__Brief__
Each line below needs to be returned exactly. Skip any picture.

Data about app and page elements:
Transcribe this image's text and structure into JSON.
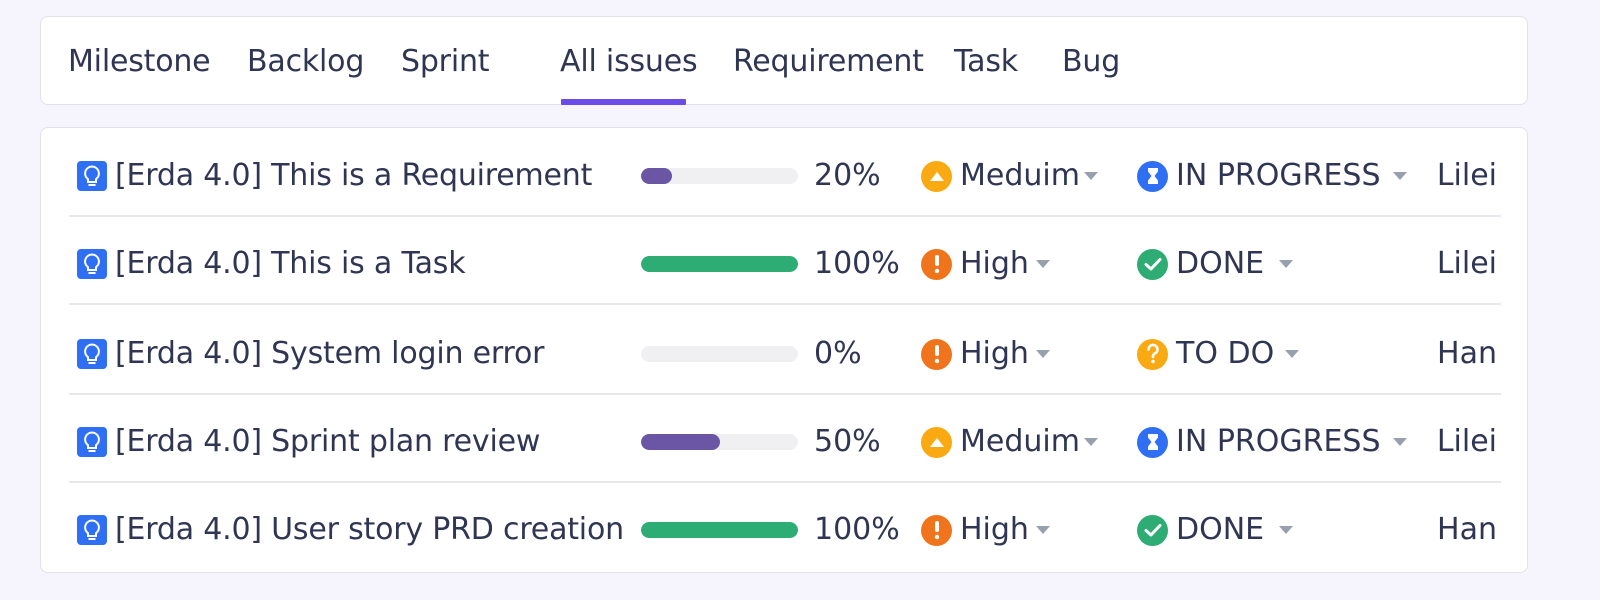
{
  "tabs": [
    {
      "label": "Milestone",
      "active": false
    },
    {
      "label": "Backlog",
      "active": false
    },
    {
      "label": "Sprint",
      "active": false
    },
    {
      "label": "All issues",
      "active": true
    },
    {
      "label": "Requirement",
      "active": false
    },
    {
      "label": "Task",
      "active": false
    },
    {
      "label": "Bug",
      "active": false
    }
  ],
  "colors": {
    "accent": "#6a4de8",
    "type_icon": "#2f6ff3",
    "progress_in_progress": "#6b55a5",
    "progress_done": "#2dac73",
    "priority_medium": "#f9a912",
    "priority_high": "#f0741b",
    "status_in_progress": "#2f6ff3",
    "status_done": "#2dac73",
    "status_todo": "#f9a912"
  },
  "issues": [
    {
      "type_icon": "lightbulb-icon",
      "title": "[Erda 4.0] This is a Requirement",
      "progress": 0.2,
      "progress_text": "20%",
      "priority": "Meduim",
      "priority_icon": "priority-medium-icon",
      "status": "IN PROGRESS",
      "status_icon": "hourglass-icon",
      "assignee": "Lilei"
    },
    {
      "type_icon": "lightbulb-icon",
      "title": "[Erda 4.0] This is a Task",
      "progress": 1.0,
      "progress_text": "100%",
      "priority": "High",
      "priority_icon": "priority-high-icon",
      "status": "DONE",
      "status_icon": "check-circle-icon",
      "assignee": "Lilei"
    },
    {
      "type_icon": "lightbulb-icon",
      "title": "[Erda 4.0] System login error",
      "progress": 0.0,
      "progress_text": "0%",
      "priority": "High",
      "priority_icon": "priority-high-icon",
      "status": "TO DO",
      "status_icon": "question-circle-icon",
      "assignee": "Han"
    },
    {
      "type_icon": "lightbulb-icon",
      "title": "[Erda 4.0] Sprint plan review",
      "progress": 0.5,
      "progress_text": "50%",
      "priority": "Meduim",
      "priority_icon": "priority-medium-icon",
      "status": "IN PROGRESS",
      "status_icon": "hourglass-icon",
      "assignee": "Lilei"
    },
    {
      "type_icon": "lightbulb-icon",
      "title": "[Erda 4.0] User story PRD creation",
      "progress": 1.0,
      "progress_text": "100%",
      "priority": "High",
      "priority_icon": "priority-high-icon",
      "status": "DONE",
      "status_icon": "check-circle-icon",
      "assignee": "Han"
    }
  ]
}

__Response to this task__
Transcribe this image's text and structure into JSON.
{
  "tabs": [
    {
      "label": "Milestone",
      "active": false
    },
    {
      "label": "Backlog",
      "active": false
    },
    {
      "label": "Sprint",
      "active": false
    },
    {
      "label": "All issues",
      "active": true
    },
    {
      "label": "Requirement",
      "active": false
    },
    {
      "label": "Task",
      "active": false
    },
    {
      "label": "Bug",
      "active": false
    }
  ],
  "colors": {
    "accent": "#6a4de8",
    "type_icon": "#2f6ff3",
    "progress_in_progress": "#6b55a5",
    "progress_done": "#2dac73",
    "priority_medium": "#f9a912",
    "priority_high": "#f0741b",
    "status_in_progress": "#2f6ff3",
    "status_done": "#2dac73",
    "status_todo": "#f9a912"
  },
  "issues": [
    {
      "type_icon": "lightbulb-icon",
      "title": "[Erda 4.0] This is a Requirement",
      "progress": 0.2,
      "progress_text": "20%",
      "priority": "Meduim",
      "priority_icon": "priority-medium-icon",
      "status": "IN PROGRESS",
      "status_icon": "hourglass-icon",
      "assignee": "Lilei"
    },
    {
      "type_icon": "lightbulb-icon",
      "title": "[Erda 4.0] This is a Task",
      "progress": 1.0,
      "progress_text": "100%",
      "priority": "High",
      "priority_icon": "priority-high-icon",
      "status": "DONE",
      "status_icon": "check-circle-icon",
      "assignee": "Lilei"
    },
    {
      "type_icon": "lightbulb-icon",
      "title": "[Erda 4.0] System login error",
      "progress": 0.0,
      "progress_text": "0%",
      "priority": "High",
      "priority_icon": "priority-high-icon",
      "status": "TO DO",
      "status_icon": "question-circle-icon",
      "assignee": "Han"
    },
    {
      "type_icon": "lightbulb-icon",
      "title": "[Erda 4.0] Sprint plan review",
      "progress": 0.5,
      "progress_text": "50%",
      "priority": "Meduim",
      "priority_icon": "priority-medium-icon",
      "status": "IN PROGRESS",
      "status_icon": "hourglass-icon",
      "assignee": "Lilei"
    },
    {
      "type_icon": "lightbulb-icon",
      "title": "[Erda 4.0] User story PRD creation",
      "progress": 1.0,
      "progress_text": "100%",
      "priority": "High",
      "priority_icon": "priority-high-icon",
      "status": "DONE",
      "status_icon": "check-circle-icon",
      "assignee": "Han"
    }
  ]
}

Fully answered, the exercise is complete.